#### Input material:
• • • • • • •

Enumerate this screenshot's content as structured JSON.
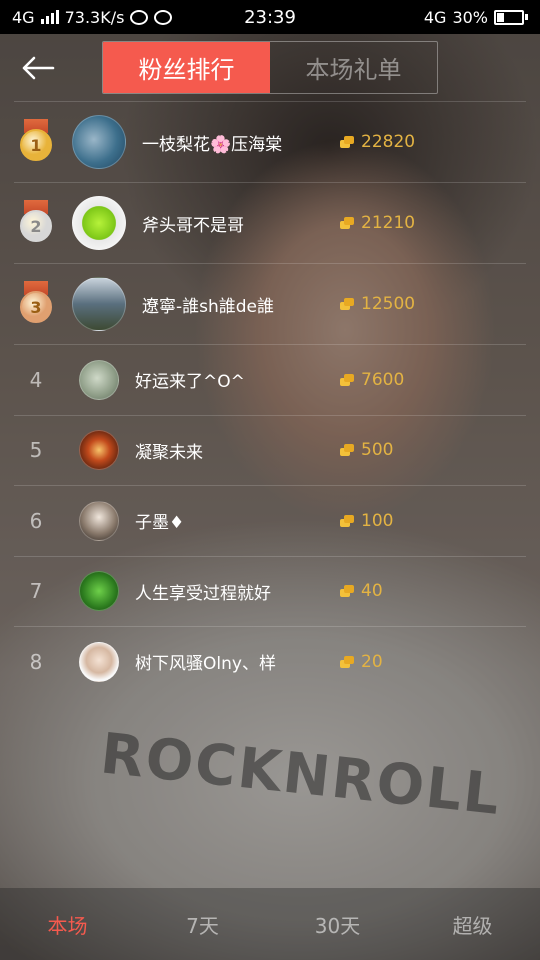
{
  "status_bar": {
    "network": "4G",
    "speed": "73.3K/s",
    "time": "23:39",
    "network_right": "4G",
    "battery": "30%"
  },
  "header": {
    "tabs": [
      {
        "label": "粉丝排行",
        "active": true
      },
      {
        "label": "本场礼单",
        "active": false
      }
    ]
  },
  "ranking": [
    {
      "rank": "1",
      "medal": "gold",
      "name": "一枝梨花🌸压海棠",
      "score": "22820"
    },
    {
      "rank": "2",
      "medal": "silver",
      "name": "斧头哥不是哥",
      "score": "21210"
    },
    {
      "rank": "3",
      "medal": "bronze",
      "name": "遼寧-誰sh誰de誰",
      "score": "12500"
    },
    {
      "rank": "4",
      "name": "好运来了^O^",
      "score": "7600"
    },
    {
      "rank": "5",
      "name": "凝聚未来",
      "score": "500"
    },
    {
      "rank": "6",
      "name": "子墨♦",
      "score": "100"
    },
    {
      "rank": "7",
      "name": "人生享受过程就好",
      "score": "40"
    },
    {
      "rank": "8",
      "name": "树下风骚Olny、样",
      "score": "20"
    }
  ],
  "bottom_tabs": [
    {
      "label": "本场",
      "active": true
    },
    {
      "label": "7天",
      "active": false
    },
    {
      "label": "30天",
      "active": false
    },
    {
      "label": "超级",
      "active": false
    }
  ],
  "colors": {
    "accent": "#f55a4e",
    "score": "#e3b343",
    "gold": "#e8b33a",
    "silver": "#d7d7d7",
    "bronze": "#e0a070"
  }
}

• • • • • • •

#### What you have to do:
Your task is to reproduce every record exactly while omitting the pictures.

#### Written answer:
Enumerate this screenshot's content as structured JSON.
{
  "status_bar": {
    "network": "4G",
    "speed": "73.3K/s",
    "time": "23:39",
    "network_right": "4G",
    "battery": "30%"
  },
  "header": {
    "tabs": [
      {
        "label": "粉丝排行",
        "active": true
      },
      {
        "label": "本场礼单",
        "active": false
      }
    ]
  },
  "ranking": [
    {
      "rank": "1",
      "medal": "gold",
      "name": "一枝梨花🌸压海棠",
      "score": "22820"
    },
    {
      "rank": "2",
      "medal": "silver",
      "name": "斧头哥不是哥",
      "score": "21210"
    },
    {
      "rank": "3",
      "medal": "bronze",
      "name": "遼寧-誰sh誰de誰",
      "score": "12500"
    },
    {
      "rank": "4",
      "name": "好运来了^O^",
      "score": "7600"
    },
    {
      "rank": "5",
      "name": "凝聚未来",
      "score": "500"
    },
    {
      "rank": "6",
      "name": "子墨♦",
      "score": "100"
    },
    {
      "rank": "7",
      "name": "人生享受过程就好",
      "score": "40"
    },
    {
      "rank": "8",
      "name": "树下风骚Olny、样",
      "score": "20"
    }
  ],
  "bottom_tabs": [
    {
      "label": "本场",
      "active": true
    },
    {
      "label": "7天",
      "active": false
    },
    {
      "label": "30天",
      "active": false
    },
    {
      "label": "超级",
      "active": false
    }
  ],
  "colors": {
    "accent": "#f55a4e",
    "score": "#e3b343",
    "gold": "#e8b33a",
    "silver": "#d7d7d7",
    "bronze": "#e0a070"
  }
}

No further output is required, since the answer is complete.